Data under study =>
***

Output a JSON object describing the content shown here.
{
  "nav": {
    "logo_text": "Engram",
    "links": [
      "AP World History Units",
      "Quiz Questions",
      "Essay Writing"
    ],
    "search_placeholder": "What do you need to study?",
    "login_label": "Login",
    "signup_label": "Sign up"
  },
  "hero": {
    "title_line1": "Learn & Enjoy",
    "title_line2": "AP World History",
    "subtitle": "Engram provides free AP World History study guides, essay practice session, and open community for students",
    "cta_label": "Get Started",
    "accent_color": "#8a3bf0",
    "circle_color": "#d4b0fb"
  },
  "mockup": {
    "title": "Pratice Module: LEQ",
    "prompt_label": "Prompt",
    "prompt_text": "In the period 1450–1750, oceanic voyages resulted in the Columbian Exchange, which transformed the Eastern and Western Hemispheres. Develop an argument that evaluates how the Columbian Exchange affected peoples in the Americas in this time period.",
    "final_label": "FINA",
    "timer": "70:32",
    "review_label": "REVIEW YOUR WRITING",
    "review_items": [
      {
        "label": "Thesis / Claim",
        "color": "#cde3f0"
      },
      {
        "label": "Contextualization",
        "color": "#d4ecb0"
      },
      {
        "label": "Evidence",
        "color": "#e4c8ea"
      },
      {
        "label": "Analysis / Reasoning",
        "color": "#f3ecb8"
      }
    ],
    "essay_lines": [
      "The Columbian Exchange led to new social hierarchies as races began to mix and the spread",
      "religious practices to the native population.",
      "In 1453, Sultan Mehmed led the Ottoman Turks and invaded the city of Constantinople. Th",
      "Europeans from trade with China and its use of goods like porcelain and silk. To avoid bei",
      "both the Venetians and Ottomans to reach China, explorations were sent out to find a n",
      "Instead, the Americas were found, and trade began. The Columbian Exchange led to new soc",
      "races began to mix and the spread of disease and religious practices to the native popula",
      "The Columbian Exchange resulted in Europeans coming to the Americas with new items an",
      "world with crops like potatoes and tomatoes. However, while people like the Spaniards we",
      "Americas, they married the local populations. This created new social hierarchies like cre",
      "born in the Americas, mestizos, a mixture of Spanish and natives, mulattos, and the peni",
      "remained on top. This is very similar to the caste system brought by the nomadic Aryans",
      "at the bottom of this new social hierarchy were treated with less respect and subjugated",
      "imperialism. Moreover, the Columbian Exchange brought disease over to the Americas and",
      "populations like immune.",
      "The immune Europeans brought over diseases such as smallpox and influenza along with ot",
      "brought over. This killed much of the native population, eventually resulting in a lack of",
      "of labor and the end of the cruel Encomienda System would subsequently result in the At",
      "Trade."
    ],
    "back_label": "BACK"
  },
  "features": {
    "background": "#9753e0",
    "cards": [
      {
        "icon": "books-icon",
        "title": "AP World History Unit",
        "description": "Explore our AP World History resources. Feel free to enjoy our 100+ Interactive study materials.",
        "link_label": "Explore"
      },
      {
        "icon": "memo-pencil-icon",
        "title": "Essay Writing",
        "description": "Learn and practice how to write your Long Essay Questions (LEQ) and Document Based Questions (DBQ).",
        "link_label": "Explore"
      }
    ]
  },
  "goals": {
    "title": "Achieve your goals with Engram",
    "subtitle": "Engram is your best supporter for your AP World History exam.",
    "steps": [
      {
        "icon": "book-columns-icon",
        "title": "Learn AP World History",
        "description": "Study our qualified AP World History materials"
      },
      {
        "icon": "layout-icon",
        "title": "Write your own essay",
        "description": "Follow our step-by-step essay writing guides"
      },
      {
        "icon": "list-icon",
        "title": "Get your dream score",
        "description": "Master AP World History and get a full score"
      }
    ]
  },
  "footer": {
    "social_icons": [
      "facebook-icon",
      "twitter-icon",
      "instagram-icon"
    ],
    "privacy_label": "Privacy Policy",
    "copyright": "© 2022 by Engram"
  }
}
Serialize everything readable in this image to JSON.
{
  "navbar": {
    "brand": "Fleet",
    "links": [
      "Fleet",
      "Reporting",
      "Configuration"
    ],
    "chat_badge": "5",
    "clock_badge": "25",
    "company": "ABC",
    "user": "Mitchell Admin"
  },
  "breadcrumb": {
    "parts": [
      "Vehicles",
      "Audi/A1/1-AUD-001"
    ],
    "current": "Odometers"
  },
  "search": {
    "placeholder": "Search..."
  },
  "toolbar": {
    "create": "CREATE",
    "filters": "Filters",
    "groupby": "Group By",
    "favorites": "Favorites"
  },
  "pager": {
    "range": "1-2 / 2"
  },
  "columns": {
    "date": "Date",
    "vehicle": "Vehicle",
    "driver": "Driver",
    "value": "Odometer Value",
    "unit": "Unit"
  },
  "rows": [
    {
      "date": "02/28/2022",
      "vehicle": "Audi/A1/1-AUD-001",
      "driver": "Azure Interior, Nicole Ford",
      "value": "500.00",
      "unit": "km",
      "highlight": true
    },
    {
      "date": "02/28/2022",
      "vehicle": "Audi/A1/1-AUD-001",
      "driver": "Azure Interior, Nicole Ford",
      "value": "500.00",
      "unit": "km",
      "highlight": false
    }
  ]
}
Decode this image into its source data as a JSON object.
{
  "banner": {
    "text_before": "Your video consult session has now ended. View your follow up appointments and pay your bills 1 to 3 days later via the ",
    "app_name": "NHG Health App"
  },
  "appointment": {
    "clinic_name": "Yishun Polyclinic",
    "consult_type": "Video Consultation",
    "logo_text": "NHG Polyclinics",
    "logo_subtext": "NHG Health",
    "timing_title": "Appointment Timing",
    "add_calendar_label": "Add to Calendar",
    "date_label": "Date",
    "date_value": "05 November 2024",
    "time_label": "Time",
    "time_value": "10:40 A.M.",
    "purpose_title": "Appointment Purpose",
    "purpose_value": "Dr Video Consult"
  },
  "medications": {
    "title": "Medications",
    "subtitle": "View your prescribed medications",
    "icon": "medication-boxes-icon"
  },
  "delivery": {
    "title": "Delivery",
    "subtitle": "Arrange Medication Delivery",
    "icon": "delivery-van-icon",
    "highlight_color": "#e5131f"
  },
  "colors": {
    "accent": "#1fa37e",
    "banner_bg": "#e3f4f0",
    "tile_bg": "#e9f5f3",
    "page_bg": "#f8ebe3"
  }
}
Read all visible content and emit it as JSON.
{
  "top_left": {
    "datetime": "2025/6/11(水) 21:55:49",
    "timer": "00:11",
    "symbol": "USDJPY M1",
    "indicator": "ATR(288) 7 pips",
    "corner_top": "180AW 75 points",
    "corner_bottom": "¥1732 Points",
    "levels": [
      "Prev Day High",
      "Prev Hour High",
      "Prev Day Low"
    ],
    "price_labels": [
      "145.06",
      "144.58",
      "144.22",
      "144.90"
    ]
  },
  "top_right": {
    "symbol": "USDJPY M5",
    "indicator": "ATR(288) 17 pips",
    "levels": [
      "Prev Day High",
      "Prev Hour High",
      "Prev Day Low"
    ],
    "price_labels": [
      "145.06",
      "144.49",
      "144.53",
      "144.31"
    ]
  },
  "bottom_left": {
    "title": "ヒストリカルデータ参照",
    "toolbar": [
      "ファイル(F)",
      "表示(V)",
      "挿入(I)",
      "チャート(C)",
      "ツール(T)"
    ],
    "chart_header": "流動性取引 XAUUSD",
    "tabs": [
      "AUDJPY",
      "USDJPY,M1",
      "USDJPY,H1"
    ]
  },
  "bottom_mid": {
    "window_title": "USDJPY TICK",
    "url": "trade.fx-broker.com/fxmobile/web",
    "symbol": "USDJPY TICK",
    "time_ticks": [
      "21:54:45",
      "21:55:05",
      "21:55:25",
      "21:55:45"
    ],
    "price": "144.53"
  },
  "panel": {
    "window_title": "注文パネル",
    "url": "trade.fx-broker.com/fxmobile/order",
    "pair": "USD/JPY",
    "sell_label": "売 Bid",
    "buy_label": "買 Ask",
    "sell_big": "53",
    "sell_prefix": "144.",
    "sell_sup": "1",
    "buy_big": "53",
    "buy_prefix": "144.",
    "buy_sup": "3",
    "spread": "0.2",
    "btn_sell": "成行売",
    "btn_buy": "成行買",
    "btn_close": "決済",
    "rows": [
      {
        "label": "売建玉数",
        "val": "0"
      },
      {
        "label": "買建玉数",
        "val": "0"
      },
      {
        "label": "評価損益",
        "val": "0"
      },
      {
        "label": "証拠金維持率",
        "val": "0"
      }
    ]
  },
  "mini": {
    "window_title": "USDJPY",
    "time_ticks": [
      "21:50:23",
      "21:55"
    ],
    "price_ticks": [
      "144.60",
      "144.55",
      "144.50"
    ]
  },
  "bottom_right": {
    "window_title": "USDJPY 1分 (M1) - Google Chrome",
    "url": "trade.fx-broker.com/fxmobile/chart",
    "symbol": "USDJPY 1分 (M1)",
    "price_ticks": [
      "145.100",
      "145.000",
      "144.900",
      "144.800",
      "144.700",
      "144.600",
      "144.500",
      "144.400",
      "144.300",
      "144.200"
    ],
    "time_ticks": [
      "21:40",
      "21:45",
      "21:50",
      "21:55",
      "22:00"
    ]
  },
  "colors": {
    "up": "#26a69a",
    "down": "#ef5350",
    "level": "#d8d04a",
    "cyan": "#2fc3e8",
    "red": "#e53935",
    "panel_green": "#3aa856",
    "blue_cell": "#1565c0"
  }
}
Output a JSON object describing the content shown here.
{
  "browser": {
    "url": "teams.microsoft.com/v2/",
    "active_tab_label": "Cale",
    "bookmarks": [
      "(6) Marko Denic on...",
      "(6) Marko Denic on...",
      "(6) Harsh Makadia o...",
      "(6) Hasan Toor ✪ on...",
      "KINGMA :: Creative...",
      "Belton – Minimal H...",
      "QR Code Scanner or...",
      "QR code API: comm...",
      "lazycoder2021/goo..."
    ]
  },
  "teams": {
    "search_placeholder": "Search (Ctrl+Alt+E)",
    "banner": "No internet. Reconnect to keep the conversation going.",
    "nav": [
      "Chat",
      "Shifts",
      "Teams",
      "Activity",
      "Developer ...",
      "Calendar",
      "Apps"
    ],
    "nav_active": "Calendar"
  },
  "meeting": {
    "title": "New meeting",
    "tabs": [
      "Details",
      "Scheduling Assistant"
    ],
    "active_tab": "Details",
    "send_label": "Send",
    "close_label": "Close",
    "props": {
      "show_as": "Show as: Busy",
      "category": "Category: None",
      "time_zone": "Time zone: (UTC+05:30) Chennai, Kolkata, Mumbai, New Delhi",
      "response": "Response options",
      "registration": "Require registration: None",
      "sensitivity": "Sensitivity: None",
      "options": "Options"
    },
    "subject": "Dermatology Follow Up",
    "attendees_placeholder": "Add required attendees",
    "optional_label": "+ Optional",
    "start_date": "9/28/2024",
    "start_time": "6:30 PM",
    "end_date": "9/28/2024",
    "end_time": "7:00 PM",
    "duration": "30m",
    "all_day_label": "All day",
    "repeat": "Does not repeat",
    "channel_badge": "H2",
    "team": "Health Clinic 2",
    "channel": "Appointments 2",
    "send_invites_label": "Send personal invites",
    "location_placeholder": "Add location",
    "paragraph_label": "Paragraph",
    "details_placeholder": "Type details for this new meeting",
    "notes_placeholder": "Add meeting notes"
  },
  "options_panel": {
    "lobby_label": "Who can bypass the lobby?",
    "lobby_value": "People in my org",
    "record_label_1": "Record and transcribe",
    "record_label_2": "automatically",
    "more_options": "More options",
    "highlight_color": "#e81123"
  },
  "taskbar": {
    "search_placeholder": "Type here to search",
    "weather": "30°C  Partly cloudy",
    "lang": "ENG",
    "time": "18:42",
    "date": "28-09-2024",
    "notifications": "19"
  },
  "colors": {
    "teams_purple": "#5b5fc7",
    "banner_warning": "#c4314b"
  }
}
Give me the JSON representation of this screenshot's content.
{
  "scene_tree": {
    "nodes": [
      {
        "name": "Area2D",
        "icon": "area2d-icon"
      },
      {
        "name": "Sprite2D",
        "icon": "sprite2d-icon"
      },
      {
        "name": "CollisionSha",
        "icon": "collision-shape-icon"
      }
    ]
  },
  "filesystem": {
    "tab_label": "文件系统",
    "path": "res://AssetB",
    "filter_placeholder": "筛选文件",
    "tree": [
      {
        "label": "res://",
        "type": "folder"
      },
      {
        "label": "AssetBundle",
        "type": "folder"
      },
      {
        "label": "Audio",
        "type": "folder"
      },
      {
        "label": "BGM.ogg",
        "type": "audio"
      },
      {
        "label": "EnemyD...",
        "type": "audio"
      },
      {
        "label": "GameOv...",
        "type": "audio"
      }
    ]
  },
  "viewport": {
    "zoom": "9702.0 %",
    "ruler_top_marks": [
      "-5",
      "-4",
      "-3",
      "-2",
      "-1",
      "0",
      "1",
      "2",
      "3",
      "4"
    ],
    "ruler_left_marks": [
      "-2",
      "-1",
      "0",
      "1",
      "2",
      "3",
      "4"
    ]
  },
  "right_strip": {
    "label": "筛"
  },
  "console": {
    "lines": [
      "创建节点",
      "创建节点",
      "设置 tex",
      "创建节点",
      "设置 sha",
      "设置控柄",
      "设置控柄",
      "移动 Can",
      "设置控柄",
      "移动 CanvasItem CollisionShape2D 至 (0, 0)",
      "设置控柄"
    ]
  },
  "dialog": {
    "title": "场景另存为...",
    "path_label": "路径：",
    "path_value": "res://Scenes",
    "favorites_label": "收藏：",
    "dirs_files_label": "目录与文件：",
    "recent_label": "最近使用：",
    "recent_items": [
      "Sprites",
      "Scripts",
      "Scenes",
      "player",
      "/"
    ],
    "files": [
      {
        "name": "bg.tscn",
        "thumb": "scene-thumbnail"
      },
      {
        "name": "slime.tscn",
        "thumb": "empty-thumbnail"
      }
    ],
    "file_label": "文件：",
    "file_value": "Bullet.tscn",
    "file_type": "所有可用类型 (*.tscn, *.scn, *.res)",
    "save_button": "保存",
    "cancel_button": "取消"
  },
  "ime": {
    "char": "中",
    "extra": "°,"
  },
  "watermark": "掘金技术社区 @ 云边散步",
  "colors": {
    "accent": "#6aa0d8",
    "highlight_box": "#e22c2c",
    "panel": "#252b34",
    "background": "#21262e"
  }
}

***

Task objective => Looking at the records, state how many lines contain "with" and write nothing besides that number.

Reply => 6